Copy out every line of the data that has the word "Nhân" somewhere in it.

────

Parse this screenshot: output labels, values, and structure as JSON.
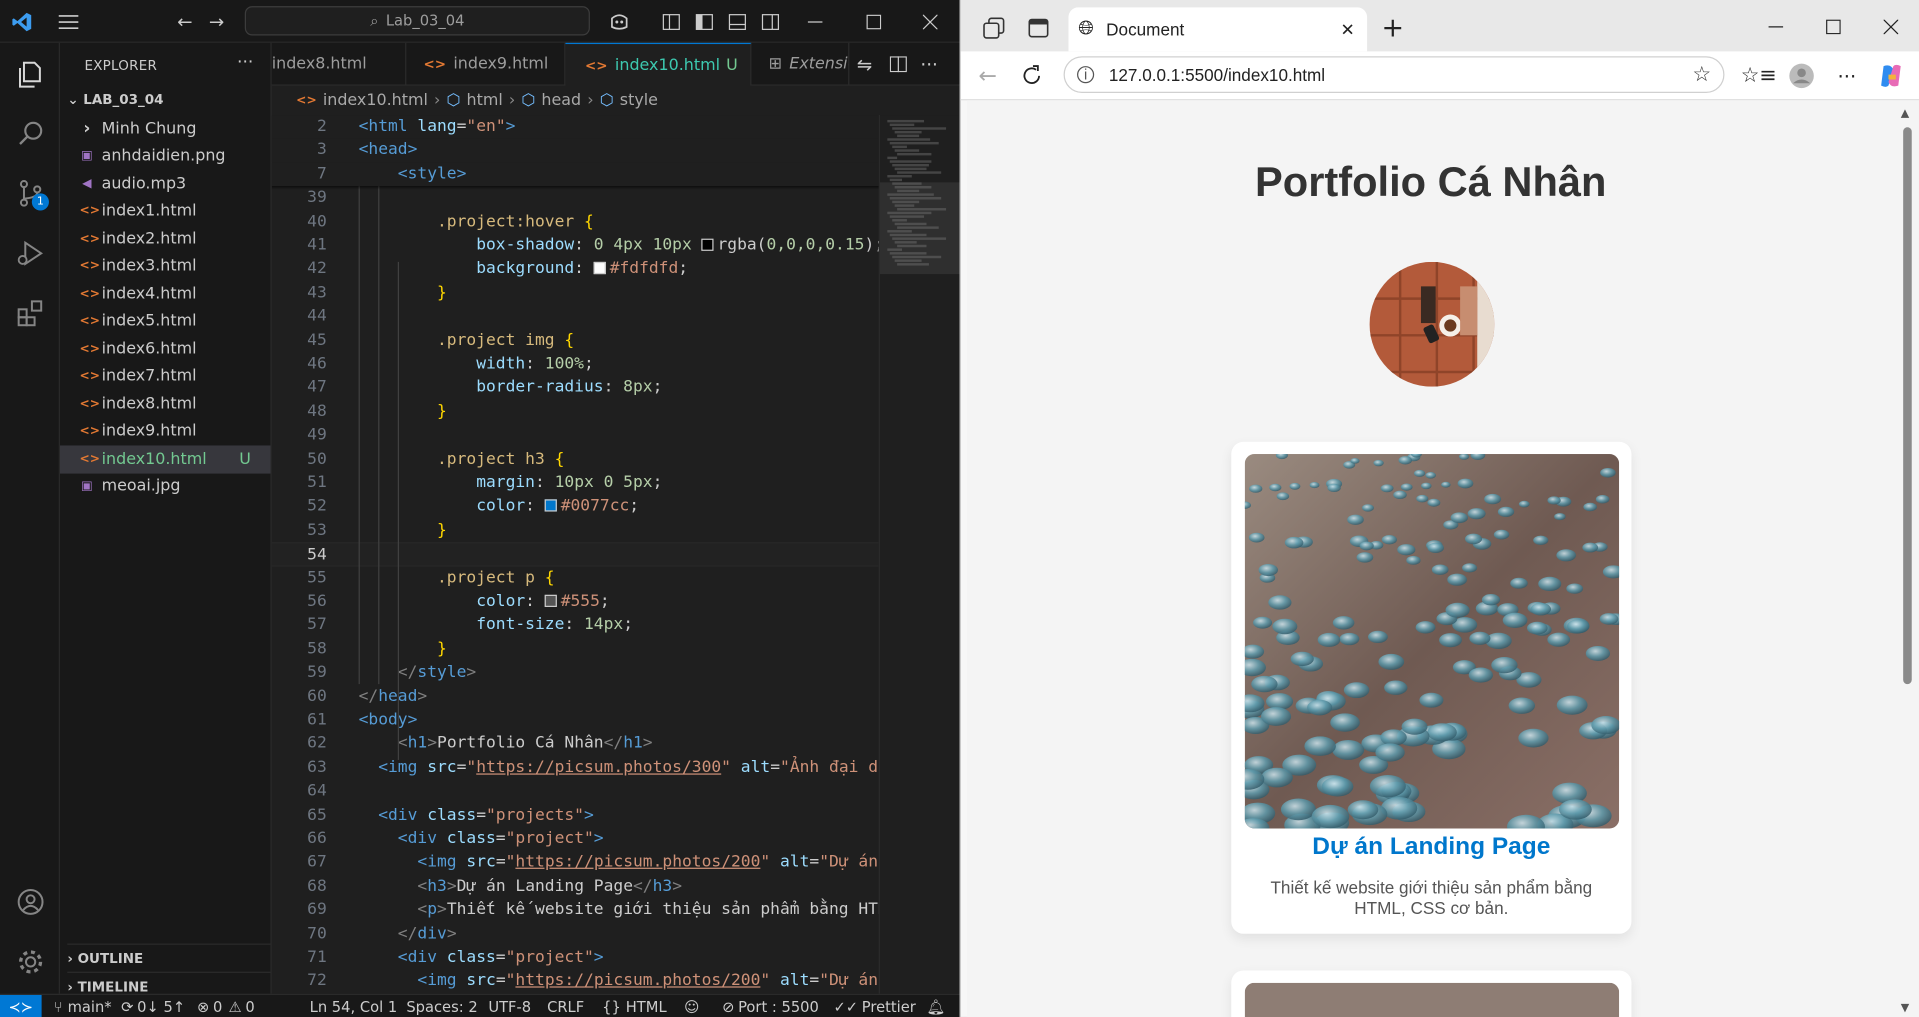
{
  "vscode": {
    "search_text": "Lab_03_04",
    "explorer": {
      "title": "EXPLORER",
      "folder": "LAB_03_04",
      "items": [
        {
          "label": "Minh Chung",
          "kind": "folder"
        },
        {
          "label": "anhdaidien.png",
          "kind": "image"
        },
        {
          "label": "audio.mp3",
          "kind": "audio"
        },
        {
          "label": "index1.html",
          "kind": "html"
        },
        {
          "label": "index2.html",
          "kind": "html"
        },
        {
          "label": "index3.html",
          "kind": "html"
        },
        {
          "label": "index4.html",
          "kind": "html"
        },
        {
          "label": "index5.html",
          "kind": "html"
        },
        {
          "label": "index6.html",
          "kind": "html"
        },
        {
          "label": "index7.html",
          "kind": "html"
        },
        {
          "label": "index8.html",
          "kind": "html"
        },
        {
          "label": "index9.html",
          "kind": "html"
        },
        {
          "label": "index10.html",
          "kind": "html",
          "status": "U",
          "selected": true
        },
        {
          "label": "meoai.jpg",
          "kind": "image"
        }
      ],
      "outline_label": "OUTLINE",
      "timeline_label": "TIMELINE"
    },
    "tabs": [
      {
        "label": "index8.html",
        "active": false
      },
      {
        "label": "index9.html",
        "active": false
      },
      {
        "label": "index10.html",
        "status": "U",
        "active": true
      },
      {
        "label": "Extensio",
        "active": false
      }
    ],
    "breadcrumb": [
      "index10.html",
      "html",
      "head",
      "style"
    ],
    "status": {
      "branch": "main*",
      "sync": "0↓ 5↑",
      "errors": "0",
      "warnings": "0",
      "position": "Ln 54, Col 1",
      "spaces": "Spaces: 2",
      "encoding": "UTF-8",
      "eol": "CRLF",
      "language": "HTML",
      "port": "Port : 5500",
      "formatter": "Prettier"
    },
    "colors": {
      "accent": "#0078d4",
      "bg": "#1f1f1f",
      "sidebar_bg": "#181818"
    }
  },
  "code_lines": [
    {
      "n": "2",
      "t": [
        [
          "t-tag",
          "<html "
        ],
        [
          "t-attr",
          "lang"
        ],
        [
          "t-txt",
          "="
        ],
        [
          "t-str",
          "\"en\""
        ],
        [
          "t-tag",
          ">"
        ]
      ]
    },
    {
      "n": "3",
      "t": [
        [
          "t-tag",
          "<head>"
        ]
      ]
    },
    {
      "n": "7",
      "t": [
        [
          "t-txt",
          "    "
        ],
        [
          "t-tag",
          "<style>"
        ]
      ]
    },
    {
      "n": "39",
      "t": []
    },
    {
      "n": "40",
      "t": [
        [
          "t-txt",
          "        "
        ],
        [
          "t-sel",
          ".project:hover "
        ],
        [
          "t-brk",
          "{"
        ]
      ]
    },
    {
      "n": "41",
      "t": [
        [
          "t-txt",
          "            "
        ],
        [
          "t-prop",
          "box-shadow"
        ],
        [
          "t-txt",
          ": "
        ],
        [
          "t-num",
          "0 4px 10px "
        ],
        [
          "sw",
          "#000000"
        ],
        [
          "t-txt",
          "rgba("
        ],
        [
          "t-num",
          "0,0,0,0.15"
        ],
        [
          "t-txt",
          ");"
        ]
      ]
    },
    {
      "n": "42",
      "t": [
        [
          "t-txt",
          "            "
        ],
        [
          "t-prop",
          "background"
        ],
        [
          "t-txt",
          ": "
        ],
        [
          "sw",
          "#fdfdfd"
        ],
        [
          "t-str",
          "#fdfdfd"
        ],
        [
          "t-txt",
          ";"
        ]
      ]
    },
    {
      "n": "43",
      "t": [
        [
          "t-txt",
          "        "
        ],
        [
          "t-brk",
          "}"
        ]
      ]
    },
    {
      "n": "44",
      "t": []
    },
    {
      "n": "45",
      "t": [
        [
          "t-txt",
          "        "
        ],
        [
          "t-sel",
          ".project img "
        ],
        [
          "t-brk",
          "{"
        ]
      ]
    },
    {
      "n": "46",
      "t": [
        [
          "t-txt",
          "            "
        ],
        [
          "t-prop",
          "width"
        ],
        [
          "t-txt",
          ": "
        ],
        [
          "t-num",
          "100%"
        ],
        [
          "t-txt",
          ";"
        ]
      ]
    },
    {
      "n": "47",
      "t": [
        [
          "t-txt",
          "            "
        ],
        [
          "t-prop",
          "border-radius"
        ],
        [
          "t-txt",
          ": "
        ],
        [
          "t-num",
          "8px"
        ],
        [
          "t-txt",
          ";"
        ]
      ]
    },
    {
      "n": "48",
      "t": [
        [
          "t-txt",
          "        "
        ],
        [
          "t-brk",
          "}"
        ]
      ]
    },
    {
      "n": "49",
      "t": []
    },
    {
      "n": "50",
      "t": [
        [
          "t-txt",
          "        "
        ],
        [
          "t-sel",
          ".project h3 "
        ],
        [
          "t-brk",
          "{"
        ]
      ]
    },
    {
      "n": "51",
      "t": [
        [
          "t-txt",
          "            "
        ],
        [
          "t-prop",
          "margin"
        ],
        [
          "t-txt",
          ": "
        ],
        [
          "t-num",
          "10px 0 5px"
        ],
        [
          "t-txt",
          ";"
        ]
      ]
    },
    {
      "n": "52",
      "t": [
        [
          "t-txt",
          "            "
        ],
        [
          "t-prop",
          "color"
        ],
        [
          "t-txt",
          ": "
        ],
        [
          "sw",
          "#0077cc"
        ],
        [
          "t-str",
          "#0077cc"
        ],
        [
          "t-txt",
          ";"
        ]
      ]
    },
    {
      "n": "53",
      "t": [
        [
          "t-txt",
          "        "
        ],
        [
          "t-brk",
          "}"
        ]
      ]
    },
    {
      "n": "54",
      "t": [],
      "cur": true
    },
    {
      "n": "55",
      "t": [
        [
          "t-txt",
          "        "
        ],
        [
          "t-sel",
          ".project p "
        ],
        [
          "t-brk",
          "{"
        ]
      ]
    },
    {
      "n": "56",
      "t": [
        [
          "t-txt",
          "            "
        ],
        [
          "t-prop",
          "color"
        ],
        [
          "t-txt",
          ": "
        ],
        [
          "sw",
          "#555555"
        ],
        [
          "t-str",
          "#555"
        ],
        [
          "t-txt",
          ";"
        ]
      ]
    },
    {
      "n": "57",
      "t": [
        [
          "t-txt",
          "            "
        ],
        [
          "t-prop",
          "font-size"
        ],
        [
          "t-txt",
          ": "
        ],
        [
          "t-num",
          "14px"
        ],
        [
          "t-txt",
          ";"
        ]
      ]
    },
    {
      "n": "58",
      "t": [
        [
          "t-txt",
          "        "
        ],
        [
          "t-brk",
          "}"
        ]
      ]
    },
    {
      "n": "59",
      "t": [
        [
          "t-txt",
          "    "
        ],
        [
          "t-gray",
          "</"
        ],
        [
          "t-tag",
          "style"
        ],
        [
          "t-gray",
          ">"
        ]
      ]
    },
    {
      "n": "60",
      "t": [
        [
          "t-gray",
          "</"
        ],
        [
          "t-tag",
          "head"
        ],
        [
          "t-gray",
          ">"
        ]
      ]
    },
    {
      "n": "61",
      "t": [
        [
          "t-tag",
          "<body>"
        ]
      ]
    },
    {
      "n": "62",
      "t": [
        [
          "t-txt",
          "    "
        ],
        [
          "t-gray",
          "<"
        ],
        [
          "t-tag",
          "h1"
        ],
        [
          "t-gray",
          ">"
        ],
        [
          "t-txt",
          "Portfolio Cá Nhân"
        ],
        [
          "t-gray",
          "</"
        ],
        [
          "t-tag",
          "h1"
        ],
        [
          "t-gray",
          ">"
        ]
      ]
    },
    {
      "n": "63",
      "t": [
        [
          "t-txt",
          "  "
        ],
        [
          "t-tag",
          "<img "
        ],
        [
          "t-attr",
          "src"
        ],
        [
          "t-txt",
          "="
        ],
        [
          "t-str",
          "\""
        ],
        [
          "t-url",
          "https://picsum.photos/300"
        ],
        [
          "t-str",
          "\""
        ],
        [
          "t-txt",
          " "
        ],
        [
          "t-attr",
          "alt"
        ],
        [
          "t-txt",
          "="
        ],
        [
          "t-str",
          "\"Ảnh đại di"
        ]
      ]
    },
    {
      "n": "64",
      "t": []
    },
    {
      "n": "65",
      "t": [
        [
          "t-txt",
          "  "
        ],
        [
          "t-tag",
          "<div "
        ],
        [
          "t-attr",
          "class"
        ],
        [
          "t-txt",
          "="
        ],
        [
          "t-str",
          "\"projects\""
        ],
        [
          "t-tag",
          ">"
        ]
      ]
    },
    {
      "n": "66",
      "t": [
        [
          "t-txt",
          "    "
        ],
        [
          "t-tag",
          "<div "
        ],
        [
          "t-attr",
          "class"
        ],
        [
          "t-txt",
          "="
        ],
        [
          "t-str",
          "\"project\""
        ],
        [
          "t-tag",
          ">"
        ]
      ]
    },
    {
      "n": "67",
      "t": [
        [
          "t-txt",
          "      "
        ],
        [
          "t-tag",
          "<img "
        ],
        [
          "t-attr",
          "src"
        ],
        [
          "t-txt",
          "="
        ],
        [
          "t-str",
          "\""
        ],
        [
          "t-url",
          "https://picsum.photos/200"
        ],
        [
          "t-str",
          "\""
        ],
        [
          "t-txt",
          " "
        ],
        [
          "t-attr",
          "alt"
        ],
        [
          "t-txt",
          "="
        ],
        [
          "t-str",
          "\"Dự án"
        ]
      ]
    },
    {
      "n": "68",
      "t": [
        [
          "t-txt",
          "      "
        ],
        [
          "t-gray",
          "<"
        ],
        [
          "t-tag",
          "h3"
        ],
        [
          "t-gray",
          ">"
        ],
        [
          "t-txt",
          "Dự án Landing Page"
        ],
        [
          "t-gray",
          "</"
        ],
        [
          "t-tag",
          "h3"
        ],
        [
          "t-gray",
          ">"
        ]
      ]
    },
    {
      "n": "69",
      "t": [
        [
          "t-txt",
          "      "
        ],
        [
          "t-gray",
          "<"
        ],
        [
          "t-tag",
          "p"
        ],
        [
          "t-gray",
          ">"
        ],
        [
          "t-txt",
          "Thiết kế website giới thiệu sản phẩm bằng HTM"
        ]
      ]
    },
    {
      "n": "70",
      "t": [
        [
          "t-txt",
          "    "
        ],
        [
          "t-gray",
          "</"
        ],
        [
          "t-tag",
          "div"
        ],
        [
          "t-gray",
          ">"
        ]
      ]
    },
    {
      "n": "71",
      "t": [
        [
          "t-txt",
          "    "
        ],
        [
          "t-tag",
          "<div "
        ],
        [
          "t-attr",
          "class"
        ],
        [
          "t-txt",
          "="
        ],
        [
          "t-str",
          "\"project\""
        ],
        [
          "t-tag",
          ">"
        ]
      ]
    },
    {
      "n": "72",
      "t": [
        [
          "t-txt",
          "      "
        ],
        [
          "t-tag",
          "<img "
        ],
        [
          "t-attr",
          "src"
        ],
        [
          "t-txt",
          "="
        ],
        [
          "t-str",
          "\""
        ],
        [
          "t-url",
          "https://picsum.photos/200"
        ],
        [
          "t-str",
          "\""
        ],
        [
          "t-txt",
          " "
        ],
        [
          "t-attr",
          "alt"
        ],
        [
          "t-txt",
          "="
        ],
        [
          "t-str",
          "\"Dự án"
        ]
      ]
    }
  ],
  "browser": {
    "tab_title": "Document",
    "url": "127.0.0.1:5500/index10.html",
    "page": {
      "title": "Portfolio Cá Nhân",
      "project_title": "Dự án Landing Page",
      "project_desc": "Thiết kế website giới thiệu sản phẩm bằng HTML, CSS cơ bản."
    },
    "colors": {
      "link": "#0077cc",
      "text": "#555555",
      "heading": "#333333"
    }
  }
}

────

**OUTPUT FOR THIS EXERCISE:**
          "Portfolio Cá Nhân"
      "title": "Portfolio Cá Nhân",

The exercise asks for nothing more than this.